First: What’s going on in the angry brain?
When we get mad, our brain’s more rational prefrontal lobes shut down, and its reﬂexive back areas take over. Hormonal and cardiovascular responses kick in.
We pump out cholesterol and a group of chemicals called catecholamines, which encourage fatty deposits to pile up in the heart and carotid arteries. It’s no surprise, then, that angry people are three times more likely to have a heart attack than those less prone to fury. The ﬁght-or-ﬂight response can prompt your nervous system to cut blood ﬂow to your stomach and divert it to your muscles, impacting digestion secretions. Stress can also increase stomach acids.
And anger causes a surge in the stress hormone cortisol, which bumps up oil production and leads to acne and other skin problems. During prolonged and frequent eruptions of rage, parts of the nervous system become highly activated, which can affect our immune systems over time. So, how can we avoid all this?
1. Retrain your brain.

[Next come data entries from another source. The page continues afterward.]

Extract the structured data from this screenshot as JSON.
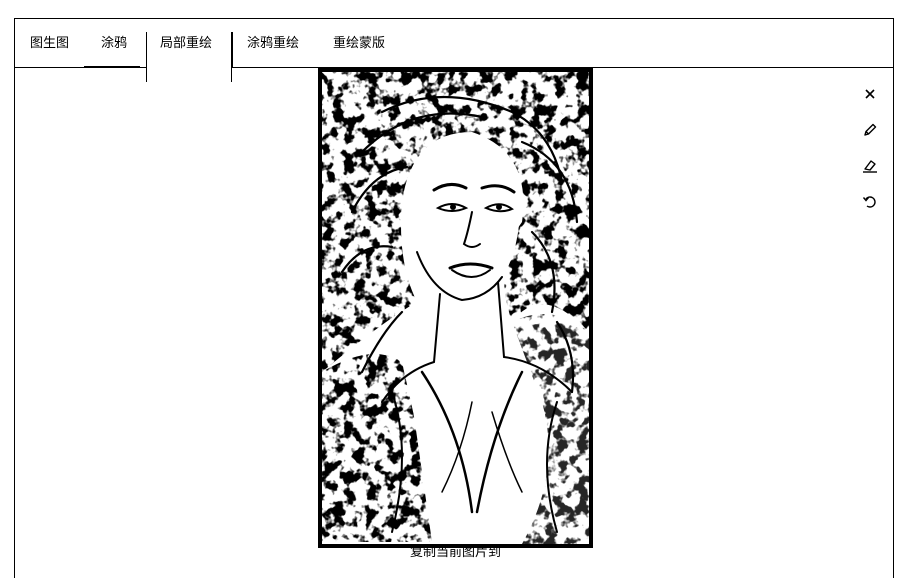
{
  "tabs": [
    {
      "label": "图生图"
    },
    {
      "label": "涂鸦"
    },
    {
      "label": "局部重绘"
    },
    {
      "label": "涂鸦重绘"
    },
    {
      "label": "重绘蒙版"
    }
  ],
  "active_tab": "局部重绘",
  "tools": [
    {
      "icon": "close-icon",
      "glyph": "✕"
    },
    {
      "icon": "pencil-icon",
      "glyph": "✎"
    },
    {
      "icon": "eraser-icon",
      "glyph": "⌫"
    },
    {
      "icon": "undo-icon",
      "glyph": "↶"
    }
  ],
  "canvas": {
    "caption": "复制当前图片到"
  },
  "colors": {
    "border": "#000000",
    "background": "#ffffff"
  }
}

Cognitive restructuring, or “thought stopping,” involves challenging your take on anger-inducing scenarios and reevaluating irrational beliefs.